Parametric Hat Blocks

As part of a series of projects for Pork Pie Hatters, I’ve been reviving some old hat making equipment through a combination of laser cutting, CNC milling, and some older tried and true fabrication techniques. My favorite of these projects has been a series of hat blocks designed in SolidWorks and milled in ash.

The five Phrenology hats: Adler, Kinsey, Maslow, Freud, and Briggs.

The goal has been to recreate a number of classic hat styles for a complete production run of custom hats. The hats themselves are being fabricated at the Pork Pie Hatters Williamsbug shop. The major challenge of this project has been to recreate a complete series of hat blocks from a series of reference forms and drawings, keeping in mind the key elements crucial to each particular hat style. It would be simple to make a series of hat blocks fit for a complete set of head sizes by taking a single design and scaling it up or down. But, the crucial gesture of each design would be lost. The features like pinches in the front, the curve of the ridge along the crest of the hat, the indent at the top of a pork pie, all shift and scale independently to work holistically on different sized heads.

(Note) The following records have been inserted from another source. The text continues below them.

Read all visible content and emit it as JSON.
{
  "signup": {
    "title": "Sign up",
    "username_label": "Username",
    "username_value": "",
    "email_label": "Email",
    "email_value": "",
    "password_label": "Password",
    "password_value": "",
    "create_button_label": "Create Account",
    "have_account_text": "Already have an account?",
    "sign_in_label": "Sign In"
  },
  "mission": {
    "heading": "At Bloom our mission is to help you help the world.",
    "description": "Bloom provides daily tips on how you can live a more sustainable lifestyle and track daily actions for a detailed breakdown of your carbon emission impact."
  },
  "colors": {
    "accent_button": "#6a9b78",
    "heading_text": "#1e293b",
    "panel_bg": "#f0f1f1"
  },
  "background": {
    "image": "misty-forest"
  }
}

The process I finally came to was scanning my references in 123D Catch (see the models here), making CAD models of Sean’s equipment, taking orthographic reference photos, and bringing everything into SolidWorks to make models that took all these factors into account and could scale features parametically. This has been the first major experiment I’ve ever done with surface modeling, and even though the process was very taxing and frustrating to begin with, the resulting models are even better than I’d initially pictured.

The first machined prototype.

The best part of modeling these shapes using surfaces is that I’ve been able to create gesture lines that can each scale independently or remain fixed as the hat size (measured in the circumference of the band) shifts. I can shape surfaces made from these lines with a lot of precision and cut them with other surfaces to get exactly the gesture I’m looking for in the blocks. It also allows me to make the kind of decisions that come naturally when shaping a piece of wood by hand. Controlling the surfaces that make up the blocks with curves means that I can shift splines and control points to take out extrinsic bumps and details that spoil the clean aesthetic without completely reorganizing how the model is made. Often times it was simple to pull a line here or measurement there and test how that change would effect the complete series of hat sizes in one go.

All of the variations laid out in SolidWorks

Of course, there was a lot of keyboard banging and hair pulling when models decided they could no longer find valid solutions or mysteriously stopped rebuilding. I can’t tell you the number of times I’ve stared, flabbergasted, at a sweep that decided to form the most complicated, invalid, twisted surface possible rather than make the short elegant jump between two nearby points. I’ve accidentally made a lot of cronuts.

A Maslow hat block. Photo by Numidas Prasarn.

The prototypes in this series have been fabricated by Gotham Machine, and came out incredibly well. You can see a video of the first prototype getting machined here. You can see the final models over here on SketchFab.